I’ve long been loyal to American Airlines. It’s the first loyalty program I’ve ever joined, and thus, the one I’ve been a member of the longest. But now, I actually try to avoid American as much as possible. In fact, I’ve been moving more of my flying from American to Alaska.
I’ve been a member of AAdvantage since my first big trip away from home in 1999. At the time, I was going on a trip with my middle school to Europe on Canadian Airlines. At the time, they were an AAdvantage partner and from those flights (and a transatlantic segment on British Airways), I earned a measly 13,000 AAdvantage miles. But over the years, I held onto those miles and built upon them. I used to credit my Hawaiian Air flights to American, and racked up quite a few miles using the Citi AAdvantage card.
I knew nothing of manufactured spend and really didn’t learn much about it until it was too late. But a little over three years ago, those miles served their purpose and got the wife and I business class tickets for our honeymoon. We actually flew from Honolulu to LA, to Dallas, to Paris; and then from Rome to London, to LA, and finally back to Honolulu. All flights were in domestic first or international business, and while not the most glitzy experience, it was nice enough.
But I know this type of redemption opportunities for me would be short-lived. While I immediately began racking up miles again, the announced US Airways – American Air merger cast a lot of doubt over the future value of my AAdvantage miles. And unfortunately, my own predictions came true.
Why I’m Leaving American
When I first learned of the merger, I already knew US Airways was famous for an obsession with maximizing the bottomline.
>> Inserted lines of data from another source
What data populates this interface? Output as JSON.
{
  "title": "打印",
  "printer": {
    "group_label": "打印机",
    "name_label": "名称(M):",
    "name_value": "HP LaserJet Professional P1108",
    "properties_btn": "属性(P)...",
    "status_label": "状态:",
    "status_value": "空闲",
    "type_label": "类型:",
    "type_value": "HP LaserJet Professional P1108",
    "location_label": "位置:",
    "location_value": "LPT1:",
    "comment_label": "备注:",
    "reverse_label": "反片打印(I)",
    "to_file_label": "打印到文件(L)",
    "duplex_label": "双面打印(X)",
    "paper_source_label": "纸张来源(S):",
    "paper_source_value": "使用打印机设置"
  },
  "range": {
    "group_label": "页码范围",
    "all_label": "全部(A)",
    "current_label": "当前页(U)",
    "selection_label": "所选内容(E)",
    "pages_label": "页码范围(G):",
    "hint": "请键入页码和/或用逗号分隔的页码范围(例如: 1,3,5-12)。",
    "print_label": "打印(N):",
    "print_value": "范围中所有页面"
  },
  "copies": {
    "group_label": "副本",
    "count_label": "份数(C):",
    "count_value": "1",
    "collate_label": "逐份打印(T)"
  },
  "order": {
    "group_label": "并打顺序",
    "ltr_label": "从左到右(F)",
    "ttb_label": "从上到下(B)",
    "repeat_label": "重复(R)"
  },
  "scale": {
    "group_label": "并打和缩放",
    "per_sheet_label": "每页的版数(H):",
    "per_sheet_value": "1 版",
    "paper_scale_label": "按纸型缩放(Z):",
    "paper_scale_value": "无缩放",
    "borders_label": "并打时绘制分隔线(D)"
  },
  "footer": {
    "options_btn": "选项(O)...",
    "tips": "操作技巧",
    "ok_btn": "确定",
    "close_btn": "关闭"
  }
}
Their cost cutting efforts were obsessive, and the passenger experience was, well, lacking. I dreaded that with Doug Parker at the helm, American would suffer the same fate. And while American overall is still better than what pre-merger US Airways was, Parker and his team did reverse many positive changes being rolled out by Tom Horton and crew.
Early on the changes were small, like scaling back on the quality of meals in first. Then a few unannounced and negative changes came to AAdvantage, the biggest disappointment of which (to me) was the doing away of free stopovers on award flights. Plus they seemingly tightened restrictions around that time too.
Today, as we all know, AAdvantage is but a shadow of its former self. Not only is it a revenue based program, but Saver flights are incredibly hard to come by, and standard award prices have gone up quite a bit. It’s so bad, in fact, that I’ve read many arguments regarding whether or not AAdvantage awards are now worst than SkyPesos. Add this to the fact that American now performs worst than Delta and United, and, well, I have little incentive to keep flying them.
Besides, as American rolls out its new basic economy fare, I’m convince things will only get worst. The fare is supposed to help the airline compete with ULCCs like Spirit, but I don’t think they’ll stop there. I believe basic economy will eventually become the base fare on all routes without any meaningful discounts. This means passengers will effectively have to pay more to get the same benefits and level of service they used to get prior to the change.
Why I’m Choosing Alaska
This past December was the first time I flew on Alaska, ever. And while there were a some minor bumps along the way, I was overall impressed with the experience. Overall the crews were friendly and more engaged that those we experienced on American, the in-flight technology was better, and MileagePlan is way better than AAdvantage.
Unfortunately, there aren’t any direct flights from Hawaii to anywhere other than the West Coast with Alaska. Nor do they codeshare, or partner in anyway with Hawaiian Air. But, they do still partner with American! So under circumstances like that which I’m experiencing in a month when I need to go to San Antonio on business, I can at least fall back to American and credit the flight to Alaska.
Another reason why I’m going to Alaska? I do like MileagePlan as it stand today, but I do also like the Alaska Air Visa Signature. The card has great benefits, including first checked bag free and the buy one, get one for $99 + tax annual companion certificate. Yes I do realize Alaska is going through a merger of its own, though. And yes, there is a distinct possibility that things will change post merger. But we’ll just have to wait and see.
Why Not Hawaiian?
Overall, my experiences with Hawaiian are largely negative. While I’ve had some great service on short, inter-island hops from newbie flight attendants, service is generally indifferent to downright rude on most of my flights.
Plus, the majority of flights I’ve flown on Hawaiian recently have had delays of 30 minutes or more. These include both inter-island flights AND flights to/from the West Coast. Plus, while HawaiianMiles does have some decent value, overall, its a lackluster program at best, and I’m not a fan of the HawaiianMiles World Elite MasterCard… But I’ll elaborate on that in a future post.
American to Alaska Final Thoughts
I’ve said it before and I’ll say it again, my points & miles strategies aren’t the same as others on BoardingArea. I don’t earn enough points to really do aspirational travel. Instead, I focus on just being able to travel as comfortable and cheaply as possible. And, for now, anyways, Alaska Air and it’s credit card product provides this for me. Realistically, I won’t be able to fly Alaska exclusively, but I will make them my first choice, and will fall back to American when necessary. Oh, and Hawaiian will continue to be my main inter-island airline.